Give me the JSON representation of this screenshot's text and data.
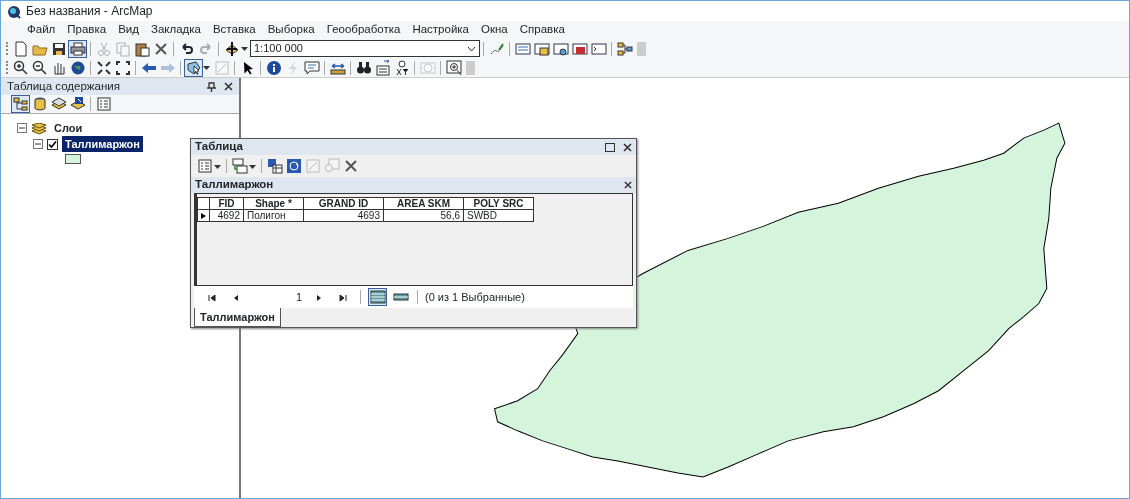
{
  "window": {
    "title": "Без названия - ArcMap"
  },
  "menu": [
    {
      "label": "Файл"
    },
    {
      "label": "Правка"
    },
    {
      "label": "Вид"
    },
    {
      "label": "Закладка"
    },
    {
      "label": "Вставка"
    },
    {
      "label": "Выборка"
    },
    {
      "label": "Геообработка"
    },
    {
      "label": "Настройка"
    },
    {
      "label": "Окна"
    },
    {
      "label": "Справка"
    }
  ],
  "toolbar_1": [
    {
      "kind": "button",
      "disabled": false,
      "selected": false
    },
    {
      "kind": "button",
      "disabled": false,
      "selected": false
    },
    {
      "kind": "button",
      "disabled": false,
      "selected": false
    },
    {
      "kind": "button",
      "disabled": false,
      "selected": true
    },
    {
      "kind": "separator"
    },
    {
      "kind": "button",
      "disabled": true,
      "selected": false
    },
    {
      "kind": "button",
      "disabled": true,
      "selected": false
    },
    {
      "kind": "button",
      "disabled": false,
      "selected": false
    },
    {
      "kind": "button",
      "disabled": false,
      "selected": false
    },
    {
      "kind": "separator"
    },
    {
      "kind": "button",
      "disabled": false,
      "selected": false
    },
    {
      "kind": "button",
      "disabled": true,
      "selected": false
    },
    {
      "kind": "separator"
    },
    {
      "kind": "button",
      "disabled": false,
      "selected": false
    },
    {
      "kind": "scale",
      "value": "1:100 000"
    },
    {
      "kind": "separator"
    },
    {
      "kind": "button",
      "disabled": false,
      "selected": false
    },
    {
      "kind": "separator"
    },
    {
      "kind": "button",
      "disabled": false,
      "selected": false
    },
    {
      "kind": "button",
      "disabled": false,
      "selected": false
    },
    {
      "kind": "button",
      "disabled": false,
      "selected": false
    },
    {
      "kind": "button",
      "disabled": false,
      "selected": false
    },
    {
      "kind": "button",
      "disabled": false,
      "selected": false
    },
    {
      "kind": "separator"
    },
    {
      "kind": "button",
      "disabled": false,
      "selected": false
    }
  ],
  "toolbar_2": [
    {
      "kind": "button",
      "disabled": false,
      "selected": false
    },
    {
      "kind": "button",
      "disabled": false,
      "selected": false
    },
    {
      "kind": "button",
      "disabled": false,
      "selected": false
    },
    {
      "kind": "button",
      "disabled": false,
      "selected": false
    },
    {
      "kind": "separator"
    },
    {
      "kind": "button",
      "disabled": false,
      "selected": false
    },
    {
      "kind": "button",
      "disabled": false,
      "selected": false
    },
    {
      "kind": "separator"
    },
    {
      "kind": "button",
      "disabled": false,
      "selected": false
    },
    {
      "kind": "button",
      "disabled": true,
      "selected": false
    },
    {
      "kind": "separator"
    },
    {
      "kind": "button",
      "disabled": false,
      "selected": true
    },
    {
      "kind": "button",
      "disabled": true,
      "selected": false
    },
    {
      "kind": "separator"
    },
    {
      "kind": "button",
      "disabled": false,
      "selected": false
    },
    {
      "kind": "separator"
    },
    {
      "kind": "button",
      "disabled": false,
      "selected": false
    },
    {
      "kind": "button",
      "disabled": true,
      "selected": false
    },
    {
      "kind": "button",
      "disabled": false,
      "selected": false
    },
    {
      "kind": "separator"
    },
    {
      "kind": "button",
      "disabled": false,
      "selected": false
    },
    {
      "kind": "separator"
    },
    {
      "kind": "button",
      "disabled": false,
      "selected": false
    },
    {
      "kind": "button",
      "disabled": false,
      "selected": false
    },
    {
      "kind": "button",
      "disabled": false,
      "selected": false
    },
    {
      "kind": "separator"
    },
    {
      "kind": "button",
      "disabled": true,
      "selected": false
    },
    {
      "kind": "separator"
    },
    {
      "kind": "button",
      "disabled": false,
      "selected": false
    }
  ],
  "toc": {
    "title": "Таблица содержания",
    "toolbar": [
      {
        "kind": "button",
        "selected": true
      },
      {
        "kind": "button",
        "selected": false
      },
      {
        "kind": "button",
        "selected": false
      },
      {
        "kind": "button",
        "selected": false
      },
      {
        "kind": "separator"
      },
      {
        "kind": "button",
        "selected": false
      }
    ],
    "tree": [
      {
        "label": "Слои",
        "expanded": true,
        "children": [
          {
            "label": "Таллимаржон",
            "expanded": true,
            "checked": true,
            "selected": true
          }
        ]
      }
    ]
  },
  "table_window": {
    "title": "Таблица",
    "tab_title": "Таллимаржон",
    "toolbar": [
      {
        "kind": "button",
        "disabled": false
      },
      {
        "kind": "separator"
      },
      {
        "kind": "button",
        "disabled": false
      },
      {
        "kind": "separator"
      },
      {
        "kind": "button",
        "disabled": false
      },
      {
        "kind": "button",
        "disabled": false
      },
      {
        "kind": "button",
        "disabled": true
      },
      {
        "kind": "button",
        "disabled": true
      },
      {
        "kind": "button",
        "disabled": false
      }
    ],
    "columns": [
      "FID",
      "Shape *",
      "GRAND ID",
      "AREA SKM",
      "POLY SRC"
    ],
    "rows": [
      {
        "current": true,
        "cells": [
          "4692",
          "Полигон",
          "4693",
          "56,6",
          "SWBD"
        ]
      }
    ],
    "record": "1",
    "show_all_selected": true,
    "selection_status": "(0 из 1 Выбранные)",
    "tabs": [
      {
        "label": "Таллимаржон",
        "selected": true
      }
    ]
  }
}
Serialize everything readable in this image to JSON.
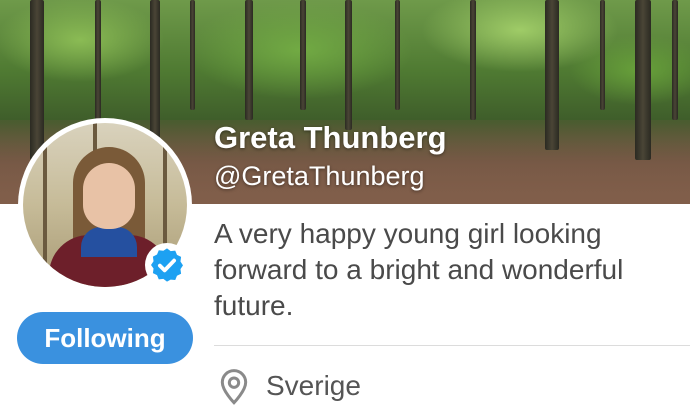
{
  "profile": {
    "name": "Greta Thunberg",
    "handle": "@GretaThunberg",
    "bio": "A very happy young girl looking forward to a bright and wonderful future.",
    "location": "Sverige",
    "verified": true
  },
  "actions": {
    "follow_label": "Following"
  },
  "icons": {
    "verified": "verified-badge-icon",
    "location": "location-pin-icon"
  },
  "colors": {
    "accent": "#3a91df",
    "verified_badge": "#1da1f2",
    "bio_text": "#4a4a4a",
    "location_text": "#555555"
  }
}
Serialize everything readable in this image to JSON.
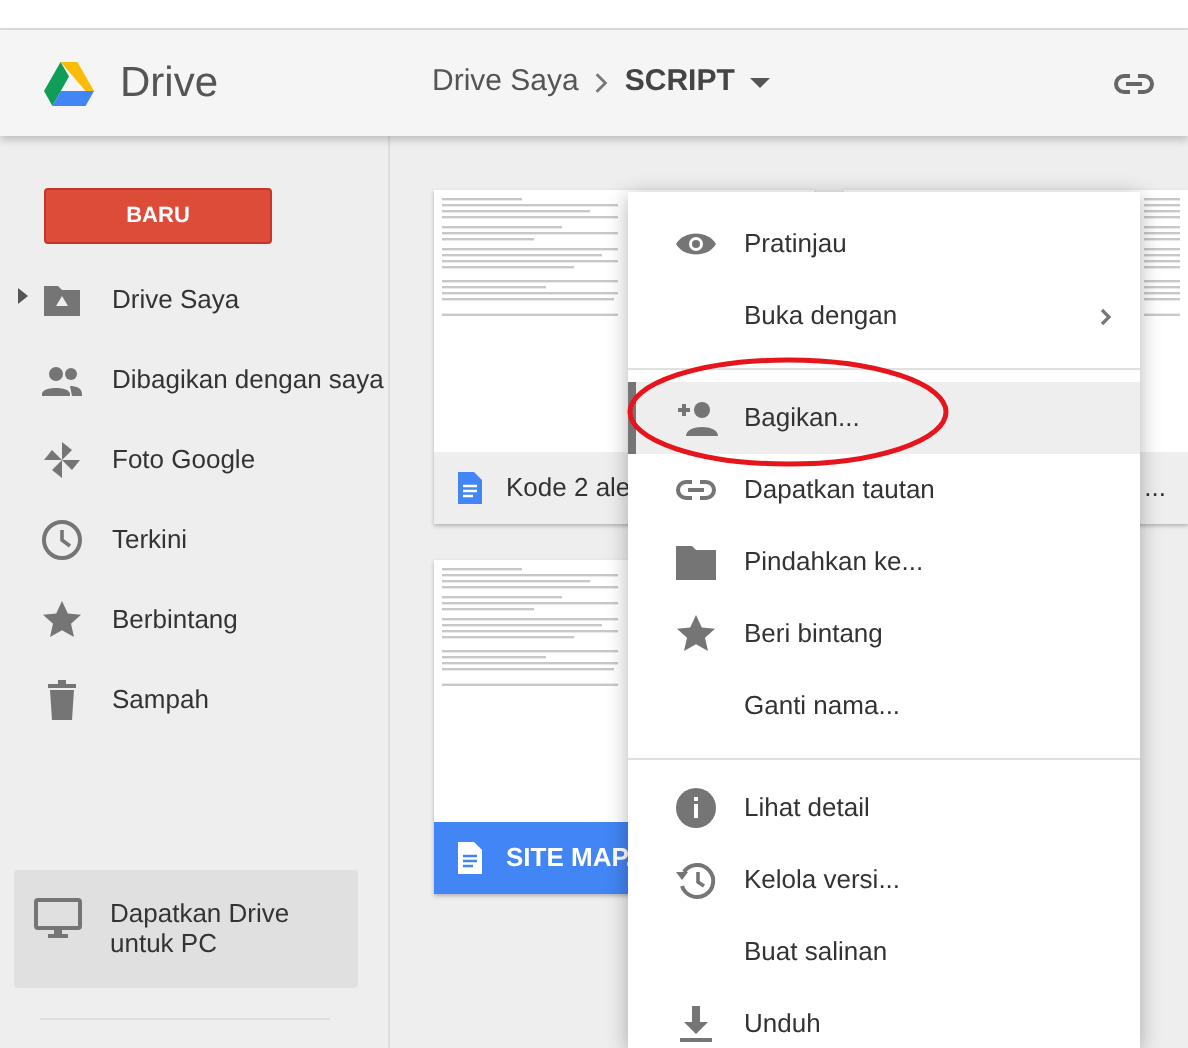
{
  "header": {
    "app_name": "Drive",
    "breadcrumb": [
      {
        "label": "Drive Saya",
        "current": false
      },
      {
        "label": "SCRIPT",
        "current": true
      }
    ]
  },
  "sidebar": {
    "new_button": "BARU",
    "items": [
      {
        "label": "Drive Saya",
        "expanded": false
      },
      {
        "label": "Dibagikan dengan saya"
      },
      {
        "label": "Foto Google"
      },
      {
        "label": "Terkini"
      },
      {
        "label": "Berbintang"
      },
      {
        "label": "Sampah"
      }
    ],
    "promo": "Dapatkan Drive untuk PC"
  },
  "files": [
    {
      "name": "Kode 2 ale",
      "selected": false
    },
    {
      "name": "...",
      "selected": false
    },
    {
      "name": "SITE MAP.",
      "selected": true
    }
  ],
  "context_menu": {
    "groups": [
      [
        {
          "label": "Pratinjau",
          "selected": false,
          "submenu": false
        },
        {
          "label": "Buka dengan",
          "selected": false,
          "submenu": true
        }
      ],
      [
        {
          "label": "Bagikan...",
          "selected": true,
          "submenu": false
        },
        {
          "label": "Dapatkan tautan",
          "selected": false,
          "submenu": false
        },
        {
          "label": "Pindahkan ke...",
          "selected": false,
          "submenu": false
        },
        {
          "label": "Beri bintang",
          "selected": false,
          "submenu": false
        },
        {
          "label": "Ganti nama...",
          "selected": false,
          "submenu": false
        }
      ],
      [
        {
          "label": "Lihat detail",
          "selected": false,
          "submenu": false
        },
        {
          "label": "Kelola versi...",
          "selected": false,
          "submenu": false
        },
        {
          "label": "Buat salinan",
          "selected": false,
          "submenu": false
        },
        {
          "label": "Unduh",
          "selected": false,
          "submenu": false
        }
      ]
    ]
  }
}
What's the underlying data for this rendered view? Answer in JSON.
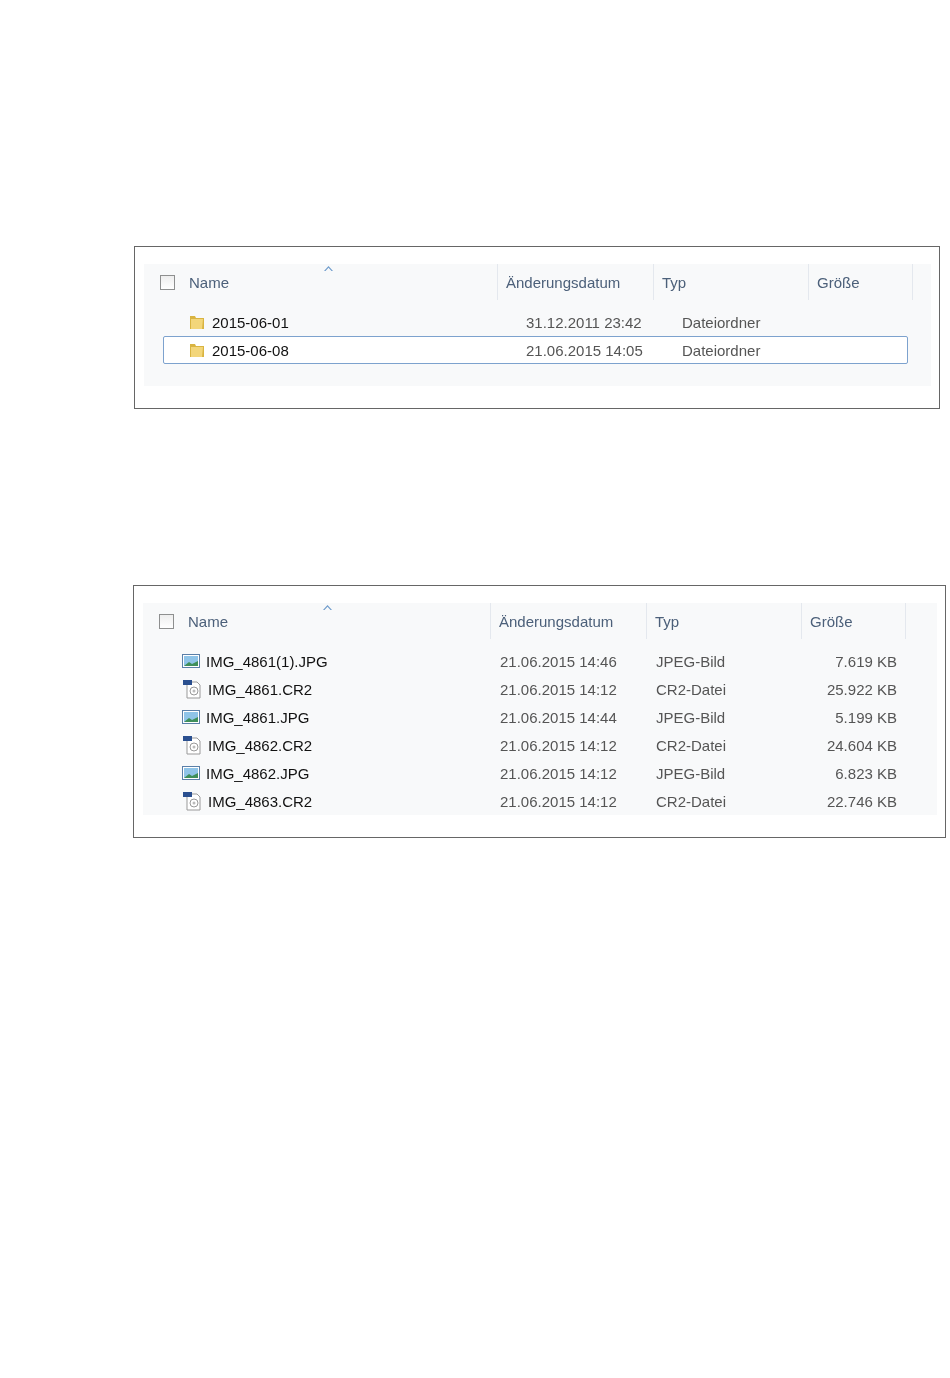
{
  "panels": [
    {
      "select_all": {
        "checked": false
      },
      "columns": [
        {
          "label": "Name",
          "sorted": true
        },
        {
          "label": "Änderungsdatum",
          "sorted": false
        },
        {
          "label": "Typ",
          "sorted": false
        },
        {
          "label": "Größe",
          "sorted": false
        }
      ],
      "rows": [
        {
          "kind": "folder",
          "name": "2015-06-01",
          "date": "31.12.2011 23:42",
          "type": "Dateiordner",
          "selected": false
        },
        {
          "kind": "folder",
          "name": "2015-06-08",
          "date": "21.06.2015 14:05",
          "type": "Dateiordner",
          "selected": true
        }
      ]
    },
    {
      "select_all": {
        "checked": false
      },
      "columns": [
        {
          "label": "Name",
          "sorted": true
        },
        {
          "label": "Änderungsdatum",
          "sorted": false
        },
        {
          "label": "Typ",
          "sorted": false
        },
        {
          "label": "Größe",
          "sorted": false
        }
      ],
      "rows": [
        {
          "kind": "image",
          "name": "IMG_4861(1).JPG",
          "date": "21.06.2015 14:46",
          "type": "JPEG-Bild",
          "size": "7.619 KB",
          "selected": false
        },
        {
          "kind": "raw",
          "name": "IMG_4861.CR2",
          "date": "21.06.2015 14:12",
          "type": "CR2-Datei",
          "size": "25.922 KB",
          "selected": false
        },
        {
          "kind": "image",
          "name": "IMG_4861.JPG",
          "date": "21.06.2015 14:44",
          "type": "JPEG-Bild",
          "size": "5.199 KB",
          "selected": false
        },
        {
          "kind": "raw",
          "name": "IMG_4862.CR2",
          "date": "21.06.2015 14:12",
          "type": "CR2-Datei",
          "size": "24.604 KB",
          "selected": false
        },
        {
          "kind": "image",
          "name": "IMG_4862.JPG",
          "date": "21.06.2015 14:12",
          "type": "JPEG-Bild",
          "size": "6.823 KB",
          "selected": false
        },
        {
          "kind": "raw",
          "name": "IMG_4863.CR2",
          "date": "21.06.2015 14:12",
          "type": "CR2-Datei",
          "size": "22.746 KB",
          "selected": false
        }
      ]
    }
  ]
}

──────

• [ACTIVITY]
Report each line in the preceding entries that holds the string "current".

• [ANSWER TO THIS EXERCISE]
        "current": true,
        "current": false
        "current": true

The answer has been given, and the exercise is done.